Stored data:

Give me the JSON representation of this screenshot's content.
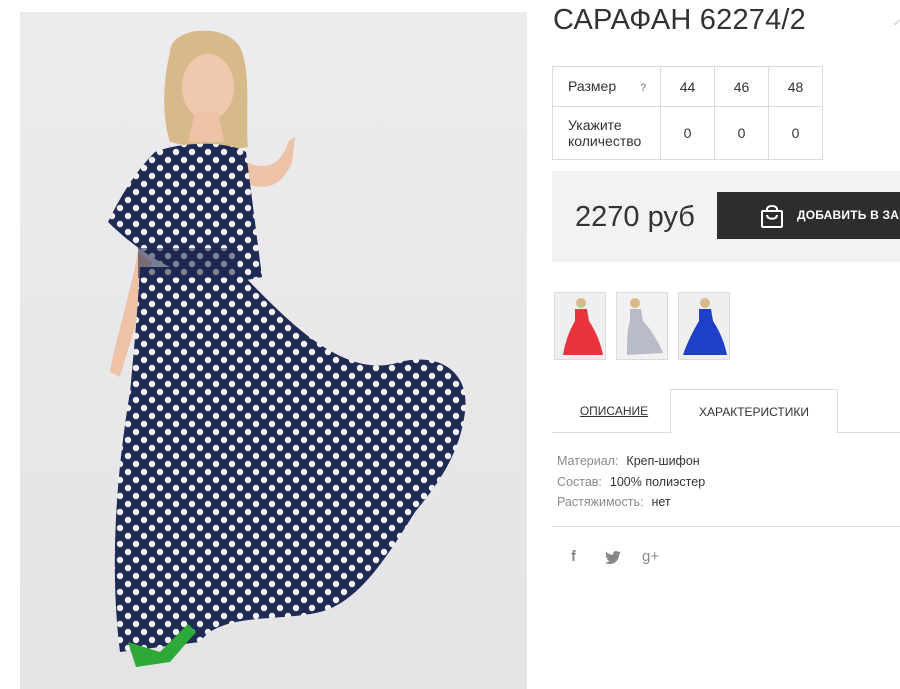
{
  "product": {
    "title": "САРАФАН 62274/2",
    "price": "2270 руб",
    "add_to_cart_label": "ДОБАВИТЬ В ЗАКАЗ",
    "image_alt": "dress-photo"
  },
  "sizes": {
    "header_label": "Размер",
    "help_symbol": "?",
    "quantity_label_line1": "Укажите",
    "quantity_label_line2": "количество",
    "options": [
      {
        "size": "44",
        "qty": "0"
      },
      {
        "size": "46",
        "qty": "0"
      },
      {
        "size": "48",
        "qty": "0"
      }
    ]
  },
  "thumbnails": [
    {
      "name": "red",
      "color": "#e8323c"
    },
    {
      "name": "grey",
      "color": "#b8bcc6"
    },
    {
      "name": "blue",
      "color": "#1e3fc8"
    }
  ],
  "tabs": [
    {
      "label": "ОПИСАНИЕ",
      "active": false
    },
    {
      "label": "ХАРАКТЕРИСТИКИ",
      "active": true
    }
  ],
  "specs": [
    {
      "key": "Материал:",
      "value": "Креп-шифон"
    },
    {
      "key": "Состав:",
      "value": "100% полиэстер"
    },
    {
      "key": "Растяжимость:",
      "value": "нет"
    }
  ],
  "social": {
    "facebook": "f",
    "twitter": "twitter-icon",
    "googleplus": "g+"
  },
  "colors": {
    "button_bg": "#2d2d2d",
    "price_box_bg": "#f2f2f2",
    "dress_navy": "#1f2a55"
  }
}
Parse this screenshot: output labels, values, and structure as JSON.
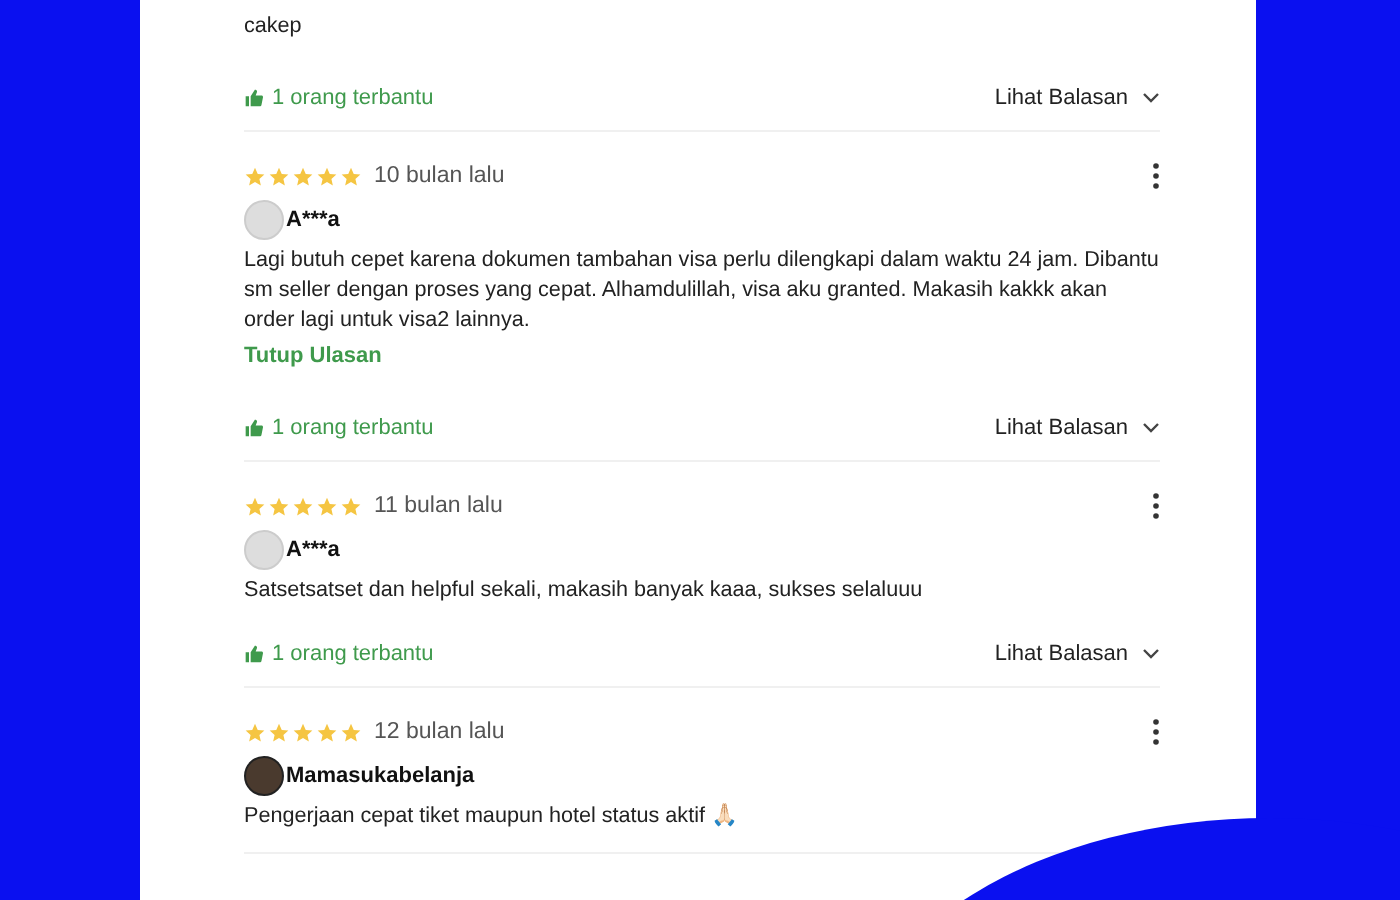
{
  "reviews": [
    {
      "kind": "continued",
      "text": "cakep",
      "helpful": "1 orang terbantu",
      "replies": "Lihat Balasan"
    },
    {
      "kind": "default",
      "stars": 5,
      "time": "10 bulan lalu",
      "name": "A***a",
      "text": "Lagi butuh cepet karena dokumen tambahan visa perlu dilengkapi dalam waktu 24 jam. Dibantu sm seller dengan proses yang cepat. Alhamdulillah, visa aku granted. Makasih kakkk akan order lagi untuk visa2 lainnya.",
      "collapse": "Tutup Ulasan",
      "helpful": "1 orang terbantu",
      "replies": "Lihat Balasan"
    },
    {
      "kind": "default",
      "stars": 5,
      "time": "11 bulan lalu",
      "name": "A***a",
      "text": "Satsetsatset dan helpful sekali, makasih banyak kaaa, sukses selaluuu",
      "helpful": "1 orang terbantu",
      "replies": "Lihat Balasan"
    },
    {
      "kind": "photo",
      "stars": 5,
      "time": "12 bulan lalu",
      "name": "Mamasukabelanja",
      "text": "Pengerjaan cepat tiket maupun hotel status aktif 🙏🏻"
    }
  ]
}
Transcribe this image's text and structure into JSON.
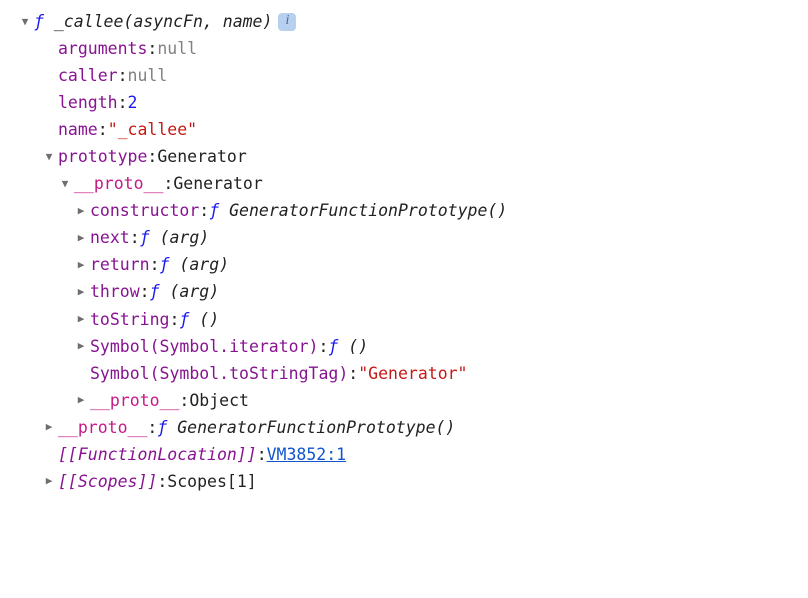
{
  "header": {
    "fn_keyword": "ƒ",
    "fn_name": "_callee",
    "fn_params": "(asyncFn, name)"
  },
  "level1": {
    "arguments": {
      "key": "arguments",
      "value": "null"
    },
    "caller": {
      "key": "caller",
      "value": "null"
    },
    "length": {
      "key": "length",
      "value": "2"
    },
    "name": {
      "key": "name",
      "value": "\"_callee\""
    },
    "prototype": {
      "key": "prototype",
      "value": "Generator"
    },
    "proto": {
      "key": "__proto__",
      "fn": "GeneratorFunctionPrototype()"
    },
    "funcLoc": {
      "key": "[[FunctionLocation]]",
      "link": "VM3852:1"
    },
    "scopes": {
      "key": "[[Scopes]]",
      "value": "Scopes[1]"
    }
  },
  "level2": {
    "proto": {
      "key": "__proto__",
      "value": "Generator"
    }
  },
  "level3": {
    "constructor": {
      "key": "constructor",
      "fn": "GeneratorFunctionPrototype()"
    },
    "next": {
      "key": "next",
      "fn": "(arg)"
    },
    "return": {
      "key": "return",
      "fn": "(arg)"
    },
    "throw": {
      "key": "throw",
      "fn": "(arg)"
    },
    "toString": {
      "key": "toString",
      "fn": "()"
    },
    "symIterator": {
      "key": "Symbol(Symbol.iterator)",
      "fn": "()"
    },
    "symStrTag": {
      "key": "Symbol(Symbol.toStringTag)",
      "value": "\"Generator\""
    },
    "proto": {
      "key": "__proto__",
      "value": "Object"
    }
  }
}
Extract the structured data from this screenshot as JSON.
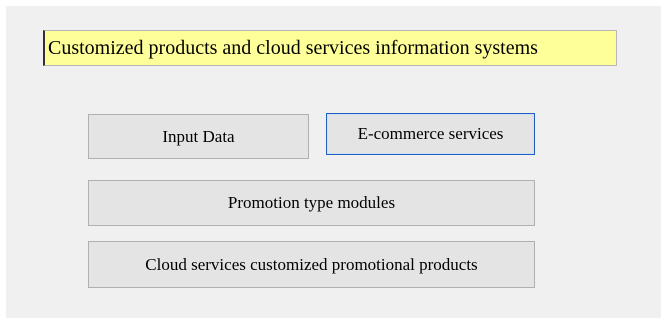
{
  "header": {
    "title": "Customized products and cloud services information systems"
  },
  "buttons": {
    "input_data": "Input Data",
    "ecommerce": "E-commerce services",
    "promotion": "Promotion type modules",
    "cloud": "Cloud services customized promotional products"
  },
  "colors": {
    "title_background": "#ffff99",
    "window_background": "#f0f0f0",
    "button_background": "#e4e4e4",
    "focus_border": "#1e5fbf"
  }
}
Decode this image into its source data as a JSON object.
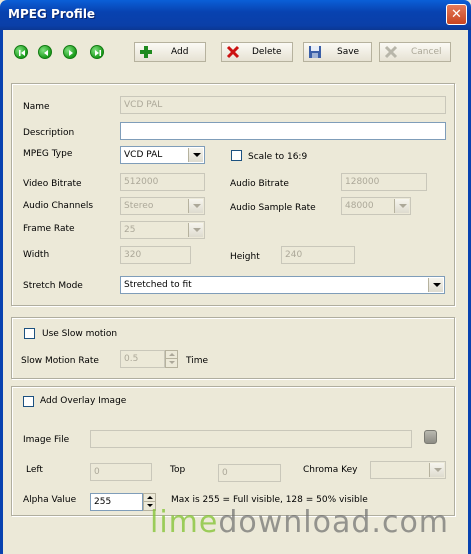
{
  "window": {
    "title": "MPEG Profile",
    "close_glyph": "✕"
  },
  "nav": {
    "icons": [
      "first-icon",
      "prev-icon",
      "next-icon",
      "last-icon"
    ]
  },
  "toolbar": {
    "add": "Add",
    "delete": "Delete",
    "save": "Save",
    "cancel": "Cancel"
  },
  "profile": {
    "name_label": "Name",
    "name_value": "VCD PAL",
    "description_label": "Description",
    "description_value": "",
    "mpeg_type_label": "MPEG Type",
    "mpeg_type_value": "VCD PAL",
    "scale_label": "Scale to 16:9",
    "video_bitrate_label": "Video Bitrate",
    "video_bitrate_value": "512000",
    "audio_bitrate_label": "Audio Bitrate",
    "audio_bitrate_value": "128000",
    "audio_channels_label": "Audio Channels",
    "audio_channels_value": "Stereo",
    "audio_sample_rate_label": "Audio Sample Rate",
    "audio_sample_rate_value": "48000",
    "frame_rate_label": "Frame Rate",
    "frame_rate_value": "25",
    "width_label": "Width",
    "width_value": "320",
    "height_label": "Height",
    "height_value": "240",
    "stretch_mode_label": "Stretch Mode",
    "stretch_mode_value": "Stretched to fit"
  },
  "slow_motion": {
    "use_label": "Use Slow motion",
    "rate_label": "Slow Motion Rate",
    "rate_value": "0.5",
    "rate_unit": "Time"
  },
  "overlay": {
    "add_label": "Add Overlay Image",
    "image_file_label": "Image File",
    "image_file_value": "",
    "left_label": "Left",
    "left_value": "0",
    "top_label": "Top",
    "top_value": "0",
    "chroma_key_label": "Chroma Key",
    "chroma_key_value": "",
    "alpha_label": "Alpha Value",
    "alpha_value": "255",
    "alpha_hint": "Max is 255 = Full visible, 128 = 50% visible"
  },
  "watermark": {
    "part1": "lime",
    "part2": "download.com"
  },
  "colors": {
    "titlebar": "#0842b0",
    "face": "#ece9d8",
    "nav_green": "#1b9c1b",
    "delete_red": "#cc1111",
    "add_green": "#1f8a1f"
  }
}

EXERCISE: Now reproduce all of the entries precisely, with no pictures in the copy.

ANSWER TO THIS EXERCISE:
Give me the JSON representation of this screenshot's content.
{
  "product": {
    "title": "САРАФАН 62274/2",
    "price": "2270 руб",
    "add_to_cart_label": "ДОБАВИТЬ В ЗАКАЗ",
    "image_alt": "dress-photo"
  },
  "sizes": {
    "header_label": "Размер",
    "help_symbol": "?",
    "quantity_label_line1": "Укажите",
    "quantity_label_line2": "количество",
    "options": [
      {
        "size": "44",
        "qty": "0"
      },
      {
        "size": "46",
        "qty": "0"
      },
      {
        "size": "48",
        "qty": "0"
      }
    ]
  },
  "thumbnails": [
    {
      "name": "red",
      "color": "#e8323c"
    },
    {
      "name": "grey",
      "color": "#b8bcc6"
    },
    {
      "name": "blue",
      "color": "#1e3fc8"
    }
  ],
  "tabs": [
    {
      "label": "ОПИСАНИЕ",
      "active": false
    },
    {
      "label": "ХАРАКТЕРИСТИКИ",
      "active": true
    }
  ],
  "specs": [
    {
      "key": "Материал:",
      "value": "Креп-шифон"
    },
    {
      "key": "Состав:",
      "value": "100% полиэстер"
    },
    {
      "key": "Растяжимость:",
      "value": "нет"
    }
  ],
  "social": {
    "facebook": "f",
    "twitter": "twitter-icon",
    "googleplus": "g+"
  },
  "colors": {
    "button_bg": "#2d2d2d",
    "price_box_bg": "#f2f2f2",
    "dress_navy": "#1f2a55"
  }
}
Parse this screenshot: output labels, values, and structure as JSON.
{
  "reviews": [
    {
      "kind": "continued",
      "text": "cakep",
      "helpful": "1 orang terbantu",
      "replies": "Lihat Balasan"
    },
    {
      "kind": "default",
      "stars": 5,
      "time": "10 bulan lalu",
      "name": "A***a",
      "text": "Lagi butuh cepet karena dokumen tambahan visa perlu dilengkapi dalam waktu 24 jam. Dibantu sm seller dengan proses yang cepat. Alhamdulillah, visa aku granted. Makasih kakkk akan order lagi untuk visa2 lainnya.",
      "collapse": "Tutup Ulasan",
      "helpful": "1 orang terbantu",
      "replies": "Lihat Balasan"
    },
    {
      "kind": "default",
      "stars": 5,
      "time": "11 bulan lalu",
      "name": "A***a",
      "text": "Satsetsatset dan helpful sekali, makasih banyak kaaa, sukses selaluuu",
      "helpful": "1 orang terbantu",
      "replies": "Lihat Balasan"
    },
    {
      "kind": "photo",
      "stars": 5,
      "time": "12 bulan lalu",
      "name": "Mamasukabelanja",
      "text": "Pengerjaan cepat tiket maupun hotel status aktif 🙏🏻"
    }
  ]
}
Transcribe this image's text and structure into JSON.
{
  "header": {
    "fn_keyword": "ƒ",
    "fn_name": "_callee",
    "fn_params": "(asyncFn, name)"
  },
  "level1": {
    "arguments": {
      "key": "arguments",
      "value": "null"
    },
    "caller": {
      "key": "caller",
      "value": "null"
    },
    "length": {
      "key": "length",
      "value": "2"
    },
    "name": {
      "key": "name",
      "value": "\"_callee\""
    },
    "prototype": {
      "key": "prototype",
      "value": "Generator"
    },
    "proto": {
      "key": "__proto__",
      "fn": "GeneratorFunctionPrototype()"
    },
    "funcLoc": {
      "key": "[[FunctionLocation]]",
      "link": "VM3852:1"
    },
    "scopes": {
      "key": "[[Scopes]]",
      "value": "Scopes[1]"
    }
  },
  "level2": {
    "proto": {
      "key": "__proto__",
      "value": "Generator"
    }
  },
  "level3": {
    "constructor": {
      "key": "constructor",
      "fn": "GeneratorFunctionPrototype()"
    },
    "next": {
      "key": "next",
      "fn": "(arg)"
    },
    "return": {
      "key": "return",
      "fn": "(arg)"
    },
    "throw": {
      "key": "throw",
      "fn": "(arg)"
    },
    "toString": {
      "key": "toString",
      "fn": "()"
    },
    "symIterator": {
      "key": "Symbol(Symbol.iterator)",
      "fn": "()"
    },
    "symStrTag": {
      "key": "Symbol(Symbol.toStringTag)",
      "value": "\"Generator\""
    },
    "proto": {
      "key": "__proto__",
      "value": "Object"
    }
  }
}
Extract the structured data from this screenshot as JSON.
{
  "header": {
    "title": "Customized products and cloud services information systems"
  },
  "buttons": {
    "input_data": "Input Data",
    "ecommerce": "E-commerce services",
    "promotion": "Promotion type modules",
    "cloud": "Cloud services customized promotional products"
  },
  "colors": {
    "title_background": "#ffff99",
    "window_background": "#f0f0f0",
    "button_background": "#e4e4e4",
    "focus_border": "#1e5fbf"
  }
}
Decode this image into its source data as a JSON object.
{
  "window": {
    "title": "MPEG Profile",
    "close_glyph": "✕"
  },
  "nav": {
    "icons": [
      "first-icon",
      "prev-icon",
      "next-icon",
      "last-icon"
    ]
  },
  "toolbar": {
    "add": "Add",
    "delete": "Delete",
    "save": "Save",
    "cancel": "Cancel"
  },
  "profile": {
    "name_label": "Name",
    "name_value": "VCD PAL",
    "description_label": "Description",
    "description_value": "",
    "mpeg_type_label": "MPEG Type",
    "mpeg_type_value": "VCD PAL",
    "scale_label": "Scale to 16:9",
    "video_bitrate_label": "Video Bitrate",
    "video_bitrate_value": "512000",
    "audio_bitrate_label": "Audio Bitrate",
    "audio_bitrate_value": "128000",
    "audio_channels_label": "Audio Channels",
    "audio_channels_value": "Stereo",
    "audio_sample_rate_label": "Audio Sample Rate",
    "audio_sample_rate_value": "48000",
    "frame_rate_label": "Frame Rate",
    "frame_rate_value": "25",
    "width_label": "Width",
    "width_value": "320",
    "height_label": "Height",
    "height_value": "240",
    "stretch_mode_label": "Stretch Mode",
    "stretch_mode_value": "Stretched to fit"
  },
  "slow_motion": {
    "use_label": "Use Slow motion",
    "rate_label": "Slow Motion Rate",
    "rate_value": "0.5",
    "rate_unit": "Time"
  },
  "overlay": {
    "add_label": "Add Overlay Image",
    "image_file_label": "Image File",
    "image_file_value": "",
    "left_label": "Left",
    "left_value": "0",
    "top_label": "Top",
    "top_value": "0",
    "chroma_key_label": "Chroma Key",
    "chroma_key_value": "",
    "alpha_label": "Alpha Value",
    "alpha_value": "255",
    "alpha_hint": "Max is 255 = Full visible, 128 = 50% visible"
  },
  "watermark": {
    "part1": "lime",
    "part2": "download.com"
  },
  "colors": {
    "titlebar": "#0842b0",
    "face": "#ece9d8",
    "nav_green": "#1b9c1b",
    "delete_red": "#cc1111",
    "add_green": "#1f8a1f"
  }
}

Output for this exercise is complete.